### Records shown
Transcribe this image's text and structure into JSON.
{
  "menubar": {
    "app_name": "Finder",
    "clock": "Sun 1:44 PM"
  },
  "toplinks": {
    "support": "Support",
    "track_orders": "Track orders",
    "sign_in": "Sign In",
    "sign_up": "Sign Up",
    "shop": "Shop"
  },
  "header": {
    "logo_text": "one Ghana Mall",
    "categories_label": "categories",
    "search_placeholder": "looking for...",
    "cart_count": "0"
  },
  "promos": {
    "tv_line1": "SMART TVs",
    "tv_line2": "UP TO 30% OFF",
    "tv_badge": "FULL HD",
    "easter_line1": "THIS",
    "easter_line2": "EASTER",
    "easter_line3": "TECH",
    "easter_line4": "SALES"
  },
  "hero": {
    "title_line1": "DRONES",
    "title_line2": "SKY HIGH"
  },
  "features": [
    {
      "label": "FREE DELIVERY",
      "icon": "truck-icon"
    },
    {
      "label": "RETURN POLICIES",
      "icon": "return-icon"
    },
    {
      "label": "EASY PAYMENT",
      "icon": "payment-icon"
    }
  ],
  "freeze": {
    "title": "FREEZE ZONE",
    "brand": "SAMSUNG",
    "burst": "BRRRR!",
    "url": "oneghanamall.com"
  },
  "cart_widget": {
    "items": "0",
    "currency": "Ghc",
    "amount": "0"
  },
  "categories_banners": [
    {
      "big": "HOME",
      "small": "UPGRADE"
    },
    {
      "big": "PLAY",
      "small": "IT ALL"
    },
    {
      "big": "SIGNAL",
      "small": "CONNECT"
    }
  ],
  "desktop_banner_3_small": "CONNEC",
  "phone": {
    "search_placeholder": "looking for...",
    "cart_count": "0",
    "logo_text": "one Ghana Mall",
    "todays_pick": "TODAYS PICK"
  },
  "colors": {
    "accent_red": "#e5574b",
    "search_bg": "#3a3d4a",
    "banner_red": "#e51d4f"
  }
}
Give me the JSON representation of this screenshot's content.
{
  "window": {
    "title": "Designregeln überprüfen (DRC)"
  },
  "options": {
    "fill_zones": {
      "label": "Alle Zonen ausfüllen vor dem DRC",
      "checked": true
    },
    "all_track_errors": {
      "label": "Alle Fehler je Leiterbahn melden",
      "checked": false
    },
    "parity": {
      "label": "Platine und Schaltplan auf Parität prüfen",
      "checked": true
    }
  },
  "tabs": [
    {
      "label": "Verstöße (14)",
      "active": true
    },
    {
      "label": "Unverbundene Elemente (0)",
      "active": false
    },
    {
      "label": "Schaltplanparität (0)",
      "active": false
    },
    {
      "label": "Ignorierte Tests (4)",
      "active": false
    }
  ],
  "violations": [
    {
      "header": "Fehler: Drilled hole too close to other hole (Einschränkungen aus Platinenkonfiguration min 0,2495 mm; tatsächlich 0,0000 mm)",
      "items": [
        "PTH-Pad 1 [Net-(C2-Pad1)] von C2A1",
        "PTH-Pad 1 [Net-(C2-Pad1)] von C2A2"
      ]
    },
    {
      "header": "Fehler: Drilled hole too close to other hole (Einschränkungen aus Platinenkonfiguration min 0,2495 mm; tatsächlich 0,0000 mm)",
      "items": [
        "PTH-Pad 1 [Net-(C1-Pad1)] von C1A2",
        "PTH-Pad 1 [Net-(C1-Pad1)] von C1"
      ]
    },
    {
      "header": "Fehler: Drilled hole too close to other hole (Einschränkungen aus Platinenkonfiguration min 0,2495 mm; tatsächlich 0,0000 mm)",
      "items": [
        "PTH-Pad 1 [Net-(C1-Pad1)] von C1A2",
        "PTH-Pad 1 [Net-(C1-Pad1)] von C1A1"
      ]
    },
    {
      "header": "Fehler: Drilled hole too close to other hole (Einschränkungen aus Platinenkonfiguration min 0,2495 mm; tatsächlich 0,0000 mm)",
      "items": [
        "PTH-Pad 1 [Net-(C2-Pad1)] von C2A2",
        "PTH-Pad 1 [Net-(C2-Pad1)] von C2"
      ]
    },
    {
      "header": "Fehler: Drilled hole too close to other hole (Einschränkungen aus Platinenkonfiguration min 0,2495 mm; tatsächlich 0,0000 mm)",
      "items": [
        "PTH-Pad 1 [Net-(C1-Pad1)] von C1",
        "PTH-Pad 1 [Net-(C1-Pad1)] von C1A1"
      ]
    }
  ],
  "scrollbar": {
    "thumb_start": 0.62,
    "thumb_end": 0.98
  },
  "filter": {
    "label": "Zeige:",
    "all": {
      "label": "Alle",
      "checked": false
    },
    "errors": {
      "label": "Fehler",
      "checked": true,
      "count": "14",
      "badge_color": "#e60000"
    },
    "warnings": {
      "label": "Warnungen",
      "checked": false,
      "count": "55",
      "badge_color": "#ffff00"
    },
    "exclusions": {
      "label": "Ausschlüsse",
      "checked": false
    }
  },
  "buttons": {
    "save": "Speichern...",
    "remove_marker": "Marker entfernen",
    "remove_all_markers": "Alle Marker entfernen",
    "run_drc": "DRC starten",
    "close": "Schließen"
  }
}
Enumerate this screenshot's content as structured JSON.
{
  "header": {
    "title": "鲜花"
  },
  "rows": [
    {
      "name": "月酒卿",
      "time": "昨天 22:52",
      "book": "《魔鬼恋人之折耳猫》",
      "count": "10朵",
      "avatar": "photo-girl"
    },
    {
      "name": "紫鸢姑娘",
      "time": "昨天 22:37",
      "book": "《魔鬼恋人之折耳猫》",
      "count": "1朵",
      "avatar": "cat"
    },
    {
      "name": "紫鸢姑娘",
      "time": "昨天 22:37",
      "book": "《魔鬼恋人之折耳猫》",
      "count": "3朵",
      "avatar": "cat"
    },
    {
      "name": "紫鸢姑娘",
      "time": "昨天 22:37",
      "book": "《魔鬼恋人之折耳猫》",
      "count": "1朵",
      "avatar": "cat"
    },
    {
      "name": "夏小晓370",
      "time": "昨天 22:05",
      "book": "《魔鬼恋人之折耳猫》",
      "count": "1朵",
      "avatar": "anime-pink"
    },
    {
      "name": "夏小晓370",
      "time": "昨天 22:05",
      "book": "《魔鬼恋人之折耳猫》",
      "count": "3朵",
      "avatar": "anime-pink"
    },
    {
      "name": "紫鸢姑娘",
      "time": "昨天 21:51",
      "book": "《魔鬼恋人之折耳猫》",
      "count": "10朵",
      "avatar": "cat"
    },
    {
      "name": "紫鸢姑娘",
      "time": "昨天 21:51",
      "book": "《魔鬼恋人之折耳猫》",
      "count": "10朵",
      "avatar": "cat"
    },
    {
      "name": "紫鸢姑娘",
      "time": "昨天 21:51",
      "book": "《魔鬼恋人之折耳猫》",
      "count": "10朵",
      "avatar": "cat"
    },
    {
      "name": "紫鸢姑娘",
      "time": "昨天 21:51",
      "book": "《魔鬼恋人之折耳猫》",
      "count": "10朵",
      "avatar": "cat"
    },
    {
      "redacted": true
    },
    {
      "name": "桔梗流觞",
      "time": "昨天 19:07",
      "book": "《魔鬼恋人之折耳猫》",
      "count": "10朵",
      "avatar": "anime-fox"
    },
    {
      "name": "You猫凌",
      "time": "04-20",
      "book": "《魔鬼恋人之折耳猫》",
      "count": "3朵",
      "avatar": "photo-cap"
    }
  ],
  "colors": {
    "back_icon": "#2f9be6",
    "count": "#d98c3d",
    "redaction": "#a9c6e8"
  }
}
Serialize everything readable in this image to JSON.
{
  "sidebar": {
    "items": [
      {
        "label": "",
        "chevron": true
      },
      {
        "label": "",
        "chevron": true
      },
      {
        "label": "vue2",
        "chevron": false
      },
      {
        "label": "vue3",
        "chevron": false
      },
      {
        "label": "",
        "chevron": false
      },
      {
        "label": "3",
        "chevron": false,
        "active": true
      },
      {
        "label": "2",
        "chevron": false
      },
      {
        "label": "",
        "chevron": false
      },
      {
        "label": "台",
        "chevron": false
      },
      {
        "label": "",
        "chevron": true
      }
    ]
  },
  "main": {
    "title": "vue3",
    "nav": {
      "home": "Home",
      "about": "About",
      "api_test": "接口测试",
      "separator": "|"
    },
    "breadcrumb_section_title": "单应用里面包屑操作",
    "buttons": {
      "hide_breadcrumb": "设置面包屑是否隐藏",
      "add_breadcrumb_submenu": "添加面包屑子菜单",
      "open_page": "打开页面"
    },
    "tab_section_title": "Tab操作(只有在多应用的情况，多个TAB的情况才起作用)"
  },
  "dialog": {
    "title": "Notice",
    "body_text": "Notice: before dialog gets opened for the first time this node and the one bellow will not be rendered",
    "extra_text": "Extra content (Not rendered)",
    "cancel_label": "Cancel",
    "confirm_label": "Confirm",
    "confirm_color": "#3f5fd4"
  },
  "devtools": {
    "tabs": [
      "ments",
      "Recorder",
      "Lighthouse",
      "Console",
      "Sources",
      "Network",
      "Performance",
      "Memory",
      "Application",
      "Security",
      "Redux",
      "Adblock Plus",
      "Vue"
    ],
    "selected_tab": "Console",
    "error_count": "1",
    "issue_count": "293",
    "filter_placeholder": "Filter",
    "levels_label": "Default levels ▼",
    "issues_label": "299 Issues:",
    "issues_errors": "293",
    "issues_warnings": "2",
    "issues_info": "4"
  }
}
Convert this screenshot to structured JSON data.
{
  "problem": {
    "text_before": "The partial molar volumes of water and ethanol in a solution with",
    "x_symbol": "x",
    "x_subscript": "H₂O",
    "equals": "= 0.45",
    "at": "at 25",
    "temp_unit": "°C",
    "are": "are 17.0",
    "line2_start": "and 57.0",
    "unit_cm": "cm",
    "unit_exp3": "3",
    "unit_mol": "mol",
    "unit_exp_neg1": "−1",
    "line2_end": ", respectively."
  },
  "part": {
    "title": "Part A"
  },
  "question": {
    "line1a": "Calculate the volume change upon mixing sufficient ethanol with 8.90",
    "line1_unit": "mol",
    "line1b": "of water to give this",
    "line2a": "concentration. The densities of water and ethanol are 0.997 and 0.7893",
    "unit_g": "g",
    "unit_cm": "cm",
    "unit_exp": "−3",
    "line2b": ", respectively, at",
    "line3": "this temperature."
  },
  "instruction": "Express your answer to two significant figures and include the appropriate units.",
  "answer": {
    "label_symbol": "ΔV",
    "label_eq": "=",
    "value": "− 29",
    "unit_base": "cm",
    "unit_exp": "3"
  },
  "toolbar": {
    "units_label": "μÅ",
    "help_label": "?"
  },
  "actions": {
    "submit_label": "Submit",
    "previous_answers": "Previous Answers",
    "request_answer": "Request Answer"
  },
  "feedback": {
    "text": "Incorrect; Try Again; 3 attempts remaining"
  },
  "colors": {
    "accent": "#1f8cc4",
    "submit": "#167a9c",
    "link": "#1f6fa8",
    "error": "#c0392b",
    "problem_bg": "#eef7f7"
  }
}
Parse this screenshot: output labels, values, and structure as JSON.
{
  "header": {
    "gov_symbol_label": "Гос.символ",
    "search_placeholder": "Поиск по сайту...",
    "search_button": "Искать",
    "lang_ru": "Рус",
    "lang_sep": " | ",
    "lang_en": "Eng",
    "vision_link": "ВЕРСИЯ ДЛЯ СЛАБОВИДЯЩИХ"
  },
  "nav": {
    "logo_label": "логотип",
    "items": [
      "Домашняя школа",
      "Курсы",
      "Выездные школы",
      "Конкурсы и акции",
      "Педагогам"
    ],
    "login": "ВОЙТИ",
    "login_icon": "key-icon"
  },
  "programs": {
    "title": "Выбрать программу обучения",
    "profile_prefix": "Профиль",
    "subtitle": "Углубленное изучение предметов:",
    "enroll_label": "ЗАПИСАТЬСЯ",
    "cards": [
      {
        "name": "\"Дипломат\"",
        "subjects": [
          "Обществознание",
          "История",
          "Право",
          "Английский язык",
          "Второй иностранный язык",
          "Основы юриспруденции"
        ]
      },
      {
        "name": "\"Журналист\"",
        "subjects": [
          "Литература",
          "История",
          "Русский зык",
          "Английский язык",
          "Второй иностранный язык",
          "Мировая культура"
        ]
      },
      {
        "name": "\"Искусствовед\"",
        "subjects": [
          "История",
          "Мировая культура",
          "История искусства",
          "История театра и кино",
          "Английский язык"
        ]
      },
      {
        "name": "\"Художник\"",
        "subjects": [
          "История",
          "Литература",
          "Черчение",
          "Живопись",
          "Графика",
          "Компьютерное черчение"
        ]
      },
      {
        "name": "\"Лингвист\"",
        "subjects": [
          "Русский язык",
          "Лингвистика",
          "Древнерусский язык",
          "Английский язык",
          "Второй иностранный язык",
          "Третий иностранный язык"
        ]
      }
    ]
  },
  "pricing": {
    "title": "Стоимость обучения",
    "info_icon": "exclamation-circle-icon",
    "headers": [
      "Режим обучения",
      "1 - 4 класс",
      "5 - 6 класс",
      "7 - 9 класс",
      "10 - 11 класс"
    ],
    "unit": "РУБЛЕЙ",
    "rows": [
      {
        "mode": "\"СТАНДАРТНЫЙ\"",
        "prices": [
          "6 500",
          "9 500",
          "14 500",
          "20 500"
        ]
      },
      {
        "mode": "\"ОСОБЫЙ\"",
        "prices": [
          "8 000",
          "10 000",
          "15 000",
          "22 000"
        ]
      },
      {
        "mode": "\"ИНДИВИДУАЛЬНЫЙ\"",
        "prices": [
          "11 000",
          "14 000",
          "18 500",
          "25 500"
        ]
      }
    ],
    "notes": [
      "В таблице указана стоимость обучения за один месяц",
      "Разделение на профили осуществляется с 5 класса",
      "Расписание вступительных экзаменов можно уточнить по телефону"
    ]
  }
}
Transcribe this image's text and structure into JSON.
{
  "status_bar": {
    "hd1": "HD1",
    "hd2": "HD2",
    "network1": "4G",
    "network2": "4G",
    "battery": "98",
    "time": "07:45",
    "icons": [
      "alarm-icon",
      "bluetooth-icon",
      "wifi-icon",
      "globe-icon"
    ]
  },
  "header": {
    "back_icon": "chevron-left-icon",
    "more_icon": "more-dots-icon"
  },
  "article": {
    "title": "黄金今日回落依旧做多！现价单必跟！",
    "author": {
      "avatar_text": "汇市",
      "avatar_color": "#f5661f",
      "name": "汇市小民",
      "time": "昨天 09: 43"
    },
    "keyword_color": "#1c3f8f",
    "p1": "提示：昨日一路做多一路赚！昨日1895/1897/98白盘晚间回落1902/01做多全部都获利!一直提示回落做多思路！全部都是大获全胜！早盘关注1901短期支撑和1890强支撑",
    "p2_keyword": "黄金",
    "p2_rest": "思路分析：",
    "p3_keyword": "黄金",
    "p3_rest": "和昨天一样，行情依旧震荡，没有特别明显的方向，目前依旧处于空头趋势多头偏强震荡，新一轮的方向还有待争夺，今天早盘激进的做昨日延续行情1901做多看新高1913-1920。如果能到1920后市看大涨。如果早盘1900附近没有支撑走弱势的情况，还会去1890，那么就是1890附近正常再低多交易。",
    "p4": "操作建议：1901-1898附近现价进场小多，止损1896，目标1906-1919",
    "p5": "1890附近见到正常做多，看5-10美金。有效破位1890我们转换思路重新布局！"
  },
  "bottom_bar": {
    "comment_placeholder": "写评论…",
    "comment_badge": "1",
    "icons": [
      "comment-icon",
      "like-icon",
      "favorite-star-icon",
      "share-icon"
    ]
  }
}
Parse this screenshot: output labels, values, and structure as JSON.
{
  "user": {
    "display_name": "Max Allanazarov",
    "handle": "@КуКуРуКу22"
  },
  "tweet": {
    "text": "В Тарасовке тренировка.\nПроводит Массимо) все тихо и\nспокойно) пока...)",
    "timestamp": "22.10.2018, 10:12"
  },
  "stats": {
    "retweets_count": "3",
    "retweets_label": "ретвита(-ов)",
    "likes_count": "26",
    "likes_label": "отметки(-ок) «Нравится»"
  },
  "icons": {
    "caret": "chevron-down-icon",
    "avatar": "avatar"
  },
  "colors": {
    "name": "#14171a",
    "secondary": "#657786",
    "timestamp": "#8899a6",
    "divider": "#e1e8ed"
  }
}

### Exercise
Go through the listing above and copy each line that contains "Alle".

### Task solution
      "label": "Alle Zonen ausfüllen vor dem DRC",
      "label": "Alle Fehler je Leiterbahn melden",
      "label": "Alle",
    "remove_all_markers": "Alle Marker entfernen",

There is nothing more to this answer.